“No elected leader should be permitted to use the taxpayers’ hard-earned money as a political piggy bank,” said Lagana (D-Bergen/Passaic). “The people of New Jersey are practical enough to understand that there are certain costs naturally associated with the official business of being the state’s chief executive, but they also have a reasonable expectation that those costs be assessed judiciously and that public funds be used explicitly for their intended purpose.”
The measure would prohibit a New Jersey governor from using public funds for expenses incurred during out-of-state travel not related to the governor’s regular and official duties.
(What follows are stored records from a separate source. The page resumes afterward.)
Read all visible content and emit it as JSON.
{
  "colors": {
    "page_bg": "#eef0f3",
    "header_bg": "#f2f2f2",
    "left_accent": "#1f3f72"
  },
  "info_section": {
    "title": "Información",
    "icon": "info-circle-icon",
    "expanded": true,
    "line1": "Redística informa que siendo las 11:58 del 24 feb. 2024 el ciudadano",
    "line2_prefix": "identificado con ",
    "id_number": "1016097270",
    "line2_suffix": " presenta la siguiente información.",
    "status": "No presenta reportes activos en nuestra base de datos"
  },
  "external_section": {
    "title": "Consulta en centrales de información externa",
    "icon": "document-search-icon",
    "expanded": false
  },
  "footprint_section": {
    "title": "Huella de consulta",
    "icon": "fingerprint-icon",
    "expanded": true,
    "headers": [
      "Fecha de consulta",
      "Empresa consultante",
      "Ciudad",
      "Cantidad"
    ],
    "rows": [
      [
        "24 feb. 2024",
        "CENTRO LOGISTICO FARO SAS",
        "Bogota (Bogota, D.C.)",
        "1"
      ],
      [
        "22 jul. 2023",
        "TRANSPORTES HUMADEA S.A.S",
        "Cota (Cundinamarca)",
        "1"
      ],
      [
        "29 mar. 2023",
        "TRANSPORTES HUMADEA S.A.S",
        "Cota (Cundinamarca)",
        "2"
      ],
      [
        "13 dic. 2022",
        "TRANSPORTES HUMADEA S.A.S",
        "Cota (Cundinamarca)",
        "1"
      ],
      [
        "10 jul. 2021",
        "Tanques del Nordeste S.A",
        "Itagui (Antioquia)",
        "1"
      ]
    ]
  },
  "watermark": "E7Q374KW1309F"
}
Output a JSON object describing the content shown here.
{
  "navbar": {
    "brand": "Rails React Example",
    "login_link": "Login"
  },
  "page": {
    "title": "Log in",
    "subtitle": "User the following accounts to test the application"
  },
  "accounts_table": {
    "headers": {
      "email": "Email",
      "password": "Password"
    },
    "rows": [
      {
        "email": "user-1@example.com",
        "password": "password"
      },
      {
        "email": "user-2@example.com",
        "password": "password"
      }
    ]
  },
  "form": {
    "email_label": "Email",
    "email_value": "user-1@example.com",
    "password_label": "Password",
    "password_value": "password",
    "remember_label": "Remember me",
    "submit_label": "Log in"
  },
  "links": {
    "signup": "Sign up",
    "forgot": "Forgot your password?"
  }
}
Travel, food, lodging, security or any other expenses incurred while the governor engages in political activities outside of New Jersey would not be eligible for payment or reimbursement with taxpayer dollars under the legislation.
“If a governor wants to pursue political interests and, for example, requires security, fiscal responsibility dictates that it should be the governor or the affiliated campaign, not the taxpayers, who foots the bill,” said Lagana. “By clearly outlining a protocol for covering the cost of out-of-state political activity as well as a process for dealing with related complaints, this legislation will help maintain the integrity of the governor’s office in New Jersey.”
Under the bill, the governor would be required to submit a notice describing the date, destination and purpose of an out-of-state trip that involves political activities to the State Ethics Commission within 10 business days after traveling.
Additionally, the legislation would require the commission to investigate complaints regarding activity by the governor that is political and not directly related to the governor’s regular and official duties.
The measure would take effect on the 60th day following the date of enactment.